Worship as cows mooed outside

Reverend Edgar Hornblow, 86, lives in the Hawke’s Bay and was the first minister of Trinity Methodist Church in Pakuranga Road in 1963, and before that took services at the little Wesleyan Methodist chapel on Pakuranga Road that was later moved to the Howick Historical Village in 1977. He recalls:

The children’s laughter echoed through the little old historic Pakuranga Church on the Pakuranga Highway.

Keith Lawry was teaching children as he had taught their parents before them. It was the 1950s, I was only in my 20s, but as I led worship with people sitting on old wooden pews, with the cows mooing outside on farmland, I could feel the echo of voices long gone worshipping Jesus their saviour.

The historic church had stood on the site since 1866. In nearby Howick, worship in the Moore Street Methodist pre-fab building was serving a growing population.

With great foresight the Methodist leaders bought five acres on Pakuranga Highway near the corner of Pigeon Mountain Road across from Pakuranga College.

On December 13, 1960, we watched the moving truck, with the Moore Street building transported down Pakuranga Highway onto the new site.

In July 1962, the Keith Hay Homes’ transporters brought the two halves of the five-bedroom parsonage on site, then completed the brick cladding.

Our family was the first to live there, smelling the perfume from the neighbouring poultry farm where McDonald’s now stands.

Miss Webb’s cows grazed in the neighbouring paddock by her tiny Pakuranga Post Office. With my .22 gun, I could shoot rabbits out of our dining room window.

By October 1963, the triangular-shaped Trinity Church with a large car park became a well-known landmark on the Pakuranga Highway at a cost of 31,500 pounds.

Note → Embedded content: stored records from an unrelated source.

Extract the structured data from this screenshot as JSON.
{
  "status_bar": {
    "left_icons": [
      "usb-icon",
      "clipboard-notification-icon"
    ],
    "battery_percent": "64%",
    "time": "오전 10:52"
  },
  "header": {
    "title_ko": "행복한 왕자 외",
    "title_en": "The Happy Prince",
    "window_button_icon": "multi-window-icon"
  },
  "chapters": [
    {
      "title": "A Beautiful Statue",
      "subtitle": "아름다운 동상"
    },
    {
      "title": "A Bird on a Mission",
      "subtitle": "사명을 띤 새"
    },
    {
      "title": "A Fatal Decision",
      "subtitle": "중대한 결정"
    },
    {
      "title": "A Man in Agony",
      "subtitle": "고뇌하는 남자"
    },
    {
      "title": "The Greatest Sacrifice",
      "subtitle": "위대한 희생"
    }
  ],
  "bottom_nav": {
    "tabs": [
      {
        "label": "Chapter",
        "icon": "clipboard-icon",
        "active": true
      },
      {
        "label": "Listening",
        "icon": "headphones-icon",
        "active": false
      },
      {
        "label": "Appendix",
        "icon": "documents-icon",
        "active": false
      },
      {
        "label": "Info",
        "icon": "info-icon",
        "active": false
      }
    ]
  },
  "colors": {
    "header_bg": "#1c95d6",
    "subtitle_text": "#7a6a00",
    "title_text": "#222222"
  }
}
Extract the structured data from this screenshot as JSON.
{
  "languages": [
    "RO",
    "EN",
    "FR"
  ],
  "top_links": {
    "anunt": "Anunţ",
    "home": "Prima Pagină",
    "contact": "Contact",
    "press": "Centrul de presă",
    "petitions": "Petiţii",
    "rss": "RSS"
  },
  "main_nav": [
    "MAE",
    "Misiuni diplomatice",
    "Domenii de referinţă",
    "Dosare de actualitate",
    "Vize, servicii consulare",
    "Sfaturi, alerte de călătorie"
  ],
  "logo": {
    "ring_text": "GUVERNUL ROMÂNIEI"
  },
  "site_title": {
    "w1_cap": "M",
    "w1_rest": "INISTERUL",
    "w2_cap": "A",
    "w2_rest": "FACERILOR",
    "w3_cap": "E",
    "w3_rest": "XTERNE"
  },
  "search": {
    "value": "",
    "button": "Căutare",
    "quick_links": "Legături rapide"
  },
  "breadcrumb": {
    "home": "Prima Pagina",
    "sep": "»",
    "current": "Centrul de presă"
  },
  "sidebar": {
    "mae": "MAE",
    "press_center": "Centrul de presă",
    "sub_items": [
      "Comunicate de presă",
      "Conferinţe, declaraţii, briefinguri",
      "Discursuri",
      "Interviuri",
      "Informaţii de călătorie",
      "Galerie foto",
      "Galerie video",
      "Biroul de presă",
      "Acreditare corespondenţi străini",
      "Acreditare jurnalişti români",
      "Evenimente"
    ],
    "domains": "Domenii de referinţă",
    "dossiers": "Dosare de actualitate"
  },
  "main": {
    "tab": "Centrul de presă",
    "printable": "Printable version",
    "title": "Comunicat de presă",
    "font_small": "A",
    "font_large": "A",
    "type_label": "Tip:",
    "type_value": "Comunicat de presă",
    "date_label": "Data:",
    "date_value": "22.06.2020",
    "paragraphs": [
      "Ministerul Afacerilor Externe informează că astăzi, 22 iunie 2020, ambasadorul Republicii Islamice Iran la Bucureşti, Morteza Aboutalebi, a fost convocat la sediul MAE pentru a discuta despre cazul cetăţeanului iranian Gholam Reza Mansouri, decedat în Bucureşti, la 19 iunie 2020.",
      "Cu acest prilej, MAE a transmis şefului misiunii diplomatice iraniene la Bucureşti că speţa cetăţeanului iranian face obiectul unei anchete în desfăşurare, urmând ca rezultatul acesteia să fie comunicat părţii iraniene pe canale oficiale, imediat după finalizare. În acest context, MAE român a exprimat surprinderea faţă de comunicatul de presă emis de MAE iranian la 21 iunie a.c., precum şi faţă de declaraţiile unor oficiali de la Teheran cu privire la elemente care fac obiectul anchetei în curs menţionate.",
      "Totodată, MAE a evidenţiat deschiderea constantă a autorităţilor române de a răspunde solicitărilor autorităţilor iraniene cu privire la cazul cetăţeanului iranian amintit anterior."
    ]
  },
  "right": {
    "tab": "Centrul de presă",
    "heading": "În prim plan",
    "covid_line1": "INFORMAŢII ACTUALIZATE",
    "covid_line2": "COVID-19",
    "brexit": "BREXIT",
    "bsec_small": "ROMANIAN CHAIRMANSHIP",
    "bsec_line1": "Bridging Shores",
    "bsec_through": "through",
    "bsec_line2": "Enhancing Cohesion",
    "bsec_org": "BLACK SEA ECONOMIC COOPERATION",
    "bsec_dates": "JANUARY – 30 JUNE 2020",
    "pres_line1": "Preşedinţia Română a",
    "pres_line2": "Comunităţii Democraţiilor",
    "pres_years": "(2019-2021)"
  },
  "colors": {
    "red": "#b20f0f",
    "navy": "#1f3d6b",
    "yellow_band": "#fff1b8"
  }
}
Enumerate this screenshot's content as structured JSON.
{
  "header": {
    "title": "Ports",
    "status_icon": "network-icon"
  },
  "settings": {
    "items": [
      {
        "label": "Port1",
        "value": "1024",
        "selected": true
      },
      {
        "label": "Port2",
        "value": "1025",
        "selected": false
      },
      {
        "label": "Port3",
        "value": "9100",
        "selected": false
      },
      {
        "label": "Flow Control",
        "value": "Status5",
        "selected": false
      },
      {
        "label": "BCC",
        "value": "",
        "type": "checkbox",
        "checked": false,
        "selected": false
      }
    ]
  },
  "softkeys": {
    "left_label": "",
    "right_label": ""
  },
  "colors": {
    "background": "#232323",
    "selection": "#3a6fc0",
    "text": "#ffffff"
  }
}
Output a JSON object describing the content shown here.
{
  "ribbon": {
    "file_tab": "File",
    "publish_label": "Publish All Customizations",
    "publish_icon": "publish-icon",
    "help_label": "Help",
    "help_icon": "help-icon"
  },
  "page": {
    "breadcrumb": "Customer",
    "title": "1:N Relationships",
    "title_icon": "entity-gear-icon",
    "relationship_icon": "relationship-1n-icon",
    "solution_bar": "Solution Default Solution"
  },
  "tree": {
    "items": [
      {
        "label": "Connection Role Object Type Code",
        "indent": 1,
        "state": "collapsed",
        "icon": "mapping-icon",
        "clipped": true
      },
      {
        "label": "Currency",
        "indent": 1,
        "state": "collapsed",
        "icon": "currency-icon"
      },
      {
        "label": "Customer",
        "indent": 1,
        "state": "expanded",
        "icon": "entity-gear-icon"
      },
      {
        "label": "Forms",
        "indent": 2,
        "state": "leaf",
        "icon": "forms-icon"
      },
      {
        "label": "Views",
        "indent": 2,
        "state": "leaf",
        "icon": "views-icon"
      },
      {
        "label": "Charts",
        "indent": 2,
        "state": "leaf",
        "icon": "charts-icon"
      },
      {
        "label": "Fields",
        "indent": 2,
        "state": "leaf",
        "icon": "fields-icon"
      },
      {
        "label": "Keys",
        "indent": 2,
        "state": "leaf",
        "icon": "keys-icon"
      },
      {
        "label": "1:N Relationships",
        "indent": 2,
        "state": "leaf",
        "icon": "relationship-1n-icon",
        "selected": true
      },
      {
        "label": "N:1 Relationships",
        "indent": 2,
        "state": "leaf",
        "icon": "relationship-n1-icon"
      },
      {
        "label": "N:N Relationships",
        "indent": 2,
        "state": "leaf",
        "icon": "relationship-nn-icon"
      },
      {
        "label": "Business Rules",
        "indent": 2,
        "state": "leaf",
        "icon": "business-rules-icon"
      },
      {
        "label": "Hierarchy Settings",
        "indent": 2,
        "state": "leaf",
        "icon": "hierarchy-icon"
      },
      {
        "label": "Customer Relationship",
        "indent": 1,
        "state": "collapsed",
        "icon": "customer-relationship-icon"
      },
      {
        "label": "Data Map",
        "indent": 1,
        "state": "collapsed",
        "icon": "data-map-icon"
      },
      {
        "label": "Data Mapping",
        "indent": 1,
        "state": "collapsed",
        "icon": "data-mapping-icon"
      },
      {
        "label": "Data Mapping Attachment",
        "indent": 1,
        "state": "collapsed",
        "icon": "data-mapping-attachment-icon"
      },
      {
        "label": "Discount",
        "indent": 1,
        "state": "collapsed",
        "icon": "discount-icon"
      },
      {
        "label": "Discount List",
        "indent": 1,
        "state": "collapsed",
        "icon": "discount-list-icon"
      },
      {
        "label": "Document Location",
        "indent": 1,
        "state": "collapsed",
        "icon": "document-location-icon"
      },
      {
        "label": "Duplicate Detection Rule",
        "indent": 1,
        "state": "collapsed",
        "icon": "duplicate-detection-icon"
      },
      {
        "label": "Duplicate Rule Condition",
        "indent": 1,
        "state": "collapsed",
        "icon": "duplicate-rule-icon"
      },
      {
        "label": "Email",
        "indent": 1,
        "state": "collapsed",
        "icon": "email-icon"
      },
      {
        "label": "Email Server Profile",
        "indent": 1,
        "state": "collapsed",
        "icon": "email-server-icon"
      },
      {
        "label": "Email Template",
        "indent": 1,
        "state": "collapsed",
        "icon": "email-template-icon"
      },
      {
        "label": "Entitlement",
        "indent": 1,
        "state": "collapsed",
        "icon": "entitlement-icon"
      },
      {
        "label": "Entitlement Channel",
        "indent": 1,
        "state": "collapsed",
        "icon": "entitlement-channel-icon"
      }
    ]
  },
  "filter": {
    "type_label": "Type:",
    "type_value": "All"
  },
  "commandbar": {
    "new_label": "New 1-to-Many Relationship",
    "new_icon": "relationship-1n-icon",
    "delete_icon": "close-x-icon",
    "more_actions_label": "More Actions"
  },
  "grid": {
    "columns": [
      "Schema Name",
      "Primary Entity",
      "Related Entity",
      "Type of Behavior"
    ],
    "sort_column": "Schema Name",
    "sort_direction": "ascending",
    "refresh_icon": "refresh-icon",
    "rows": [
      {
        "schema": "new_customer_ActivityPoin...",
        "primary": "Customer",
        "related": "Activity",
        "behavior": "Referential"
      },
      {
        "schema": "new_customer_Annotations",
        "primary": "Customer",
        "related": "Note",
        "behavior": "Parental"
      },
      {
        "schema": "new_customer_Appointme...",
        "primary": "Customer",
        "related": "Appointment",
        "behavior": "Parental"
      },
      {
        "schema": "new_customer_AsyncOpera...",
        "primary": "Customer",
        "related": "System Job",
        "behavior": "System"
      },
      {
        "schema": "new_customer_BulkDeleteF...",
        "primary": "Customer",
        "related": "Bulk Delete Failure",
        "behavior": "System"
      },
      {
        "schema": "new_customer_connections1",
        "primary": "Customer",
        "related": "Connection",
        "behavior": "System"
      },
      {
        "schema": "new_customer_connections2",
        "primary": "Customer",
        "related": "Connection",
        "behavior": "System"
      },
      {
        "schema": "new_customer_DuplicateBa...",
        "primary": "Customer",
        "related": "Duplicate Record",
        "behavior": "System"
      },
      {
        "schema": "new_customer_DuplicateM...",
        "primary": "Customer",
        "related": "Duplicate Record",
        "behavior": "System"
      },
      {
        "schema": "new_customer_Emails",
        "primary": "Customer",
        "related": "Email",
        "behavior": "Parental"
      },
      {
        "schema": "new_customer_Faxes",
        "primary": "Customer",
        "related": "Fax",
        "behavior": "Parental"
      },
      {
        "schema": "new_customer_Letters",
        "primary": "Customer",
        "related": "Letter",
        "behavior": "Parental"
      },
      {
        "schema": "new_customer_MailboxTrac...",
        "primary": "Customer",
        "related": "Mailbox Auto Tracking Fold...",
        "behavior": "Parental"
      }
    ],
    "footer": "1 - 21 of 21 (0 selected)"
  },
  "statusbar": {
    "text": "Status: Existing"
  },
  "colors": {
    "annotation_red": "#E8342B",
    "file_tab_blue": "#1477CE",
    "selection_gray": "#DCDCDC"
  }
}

In the next 50 years, so many would pass through those church doors. It was a privilege to be the minister in those formative foundation years to share the transforming love of Jesus.